- Rest breaks — California employees who work 3.5 hours or more in a day are owed at least one paid, 10-minute rest break. An employee who works more than six hours must be given an unpaid, 30-minute meal break. The total break time required depends on the length of the shift.
There are exceptions to these requirements, as in the cases of salaried employees and household domestic workers. If your employment practices are called into question, an experienced lawyer can help you resolve the dispute efficiently and cost-effectively.
Knowledgeable attorneys handle issues with independent contractors
While independent contracting is a common arrangement in the modern workplace, it cannot be used to skirt wage and hour laws. The distinction between independent contractor and employee is determined by the amount of control the employer can exert over the worker’s activities. Employees who are paid as independent contractors but who are, in reality, full employees may be entitled to recover benefits the employer failed to provide.
In 2020, California adjusted the standards used to distinguish between employees and independent contractors in legislation commonly referred to as Assembly Bill 5 (AB5). This led to a referendum regarding the status of app-based gig workers, such as Uber drivers and DoorDash delivery people. Currently, these individuals are classified as independent contractors. For other positions, the state now uses the following three-part analysis, known as the “ABC Test,” which says that the following must be true if someone is to be considered an independent contractor:
- The hiring entity does not control the worker’s performance in a manner consistent with an employer-employee relationship. While there might be an agreed-upon scope of work, the hiring entity does not set the details as to how the job gets done.
- The worker performs tasks that are not done by the hiring entity’s employees. Even if the worker is officially operating under a contract, a court might afford them employee status if their daily routine is indistinguishable from individuals who are employed by the company.
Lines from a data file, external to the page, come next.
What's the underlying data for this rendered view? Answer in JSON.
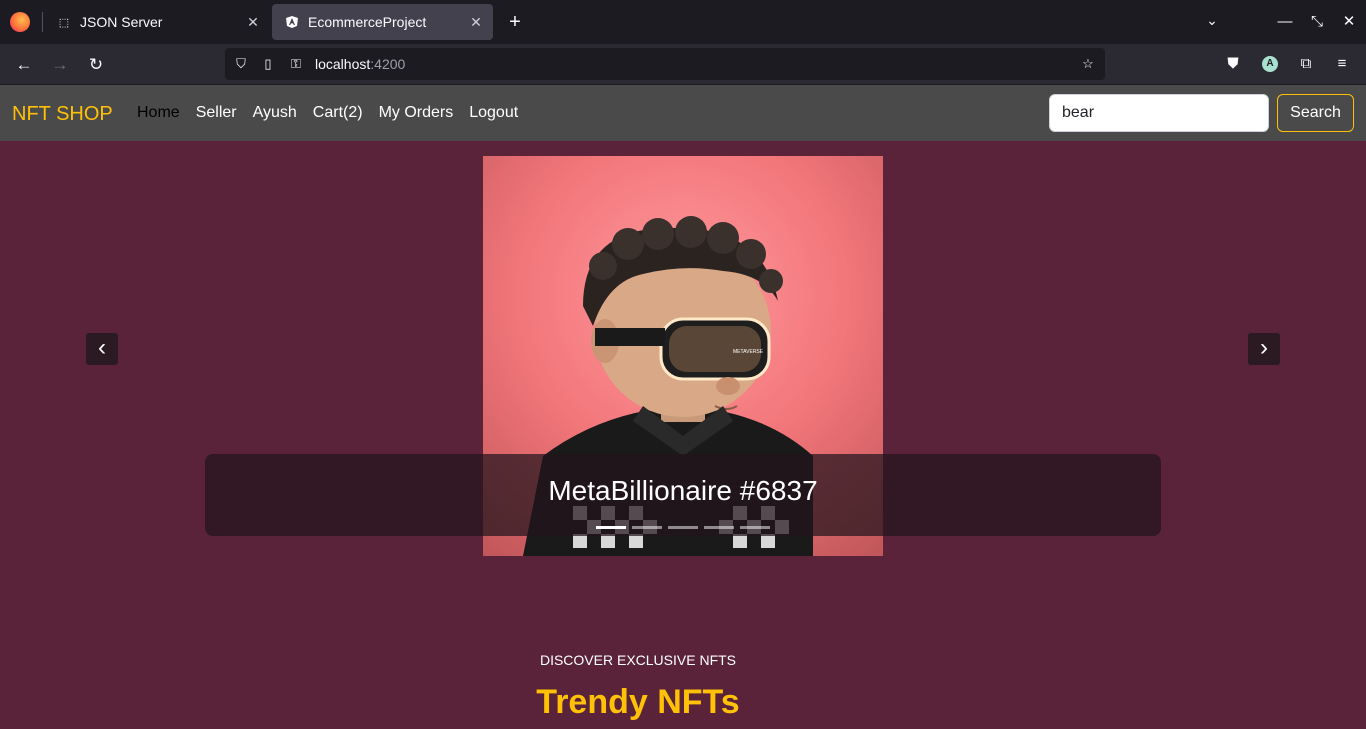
{
  "browser": {
    "tabs": [
      {
        "title": "JSON Server",
        "active": false
      },
      {
        "title": "EcommerceProject",
        "active": true
      }
    ],
    "url": {
      "host": "localhost",
      "port": ":4200"
    },
    "account_initial": "A"
  },
  "site": {
    "brand": "NFT SHOP",
    "menu": [
      "Home",
      "Seller",
      "Ayush",
      "Cart(2)",
      "My Orders",
      "Logout"
    ],
    "search": {
      "value": "bear",
      "button": "Search"
    }
  },
  "carousel": {
    "caption": "MetaBillionaire #6837",
    "slide_count": 5,
    "active_slide": 1,
    "visor_text": "METAVERSE"
  },
  "section": {
    "kicker": "DISCOVER EXCLUSIVE NFTS",
    "title": "Trendy NFTs"
  },
  "colors": {
    "page_bg": "#5a2339",
    "header_bg": "#4a4a4a",
    "accent": "#ffc107"
  }
}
- Evidence exists that the worker had an independent business operation prior to their engagement with the hiring entity. This could be demonstrated by advertisements for the purported contractor’s business or proof that they previously established a legal entity for their operation.
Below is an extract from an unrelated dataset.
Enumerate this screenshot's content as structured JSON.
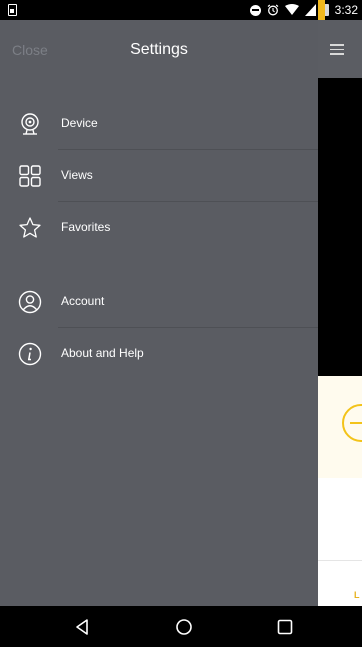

If your business relies on independent contractors, we can apply the relevant law to your situation and help you avoid potential violations.
Issues covered under the Fair Labor Standards Act
The federal Fair Labor Standards Act (FLSA) sets forth minimum standards that employers around the United States must follow. Specific provisions relate to overtime pay, minimum wage, minor employees, required recordkeeping and the posting of notices informing employees of their workplace rights. In many situations, state law mandates employment rules that go far beyond what is required by the federal government, so it is critical to consult with a California employment law attorney who understands the applicable state standards.
Laws governing overtime pay
Along with employees on the job more than 40 hours in a week, time-and-a-half must also be paid when someone works more than 12 hours in a day. This legal obligation exists even if the employer never specifically authorized the overtime. Disputes frequently arise over whether an employee’s position exempts them from the overtime premium. Executives, professionals, administrative employees, salespeople who work the majority of time outside the company office and employees in other specified positions are exempted from the overtime rules. The definitions for exempt roles can be confusing
Contact a Bay Area employer defense attorney to set up a free initial consultation
For help fighting an employee’s claims of wage and hour violations, reach out to the experienced California employment attorneys at Bay Oak Law. From our office in Oakland, we counsel businesses throughout the Bay Area. To schedule a free consultation, call us at 510-208-5500 or contact us online.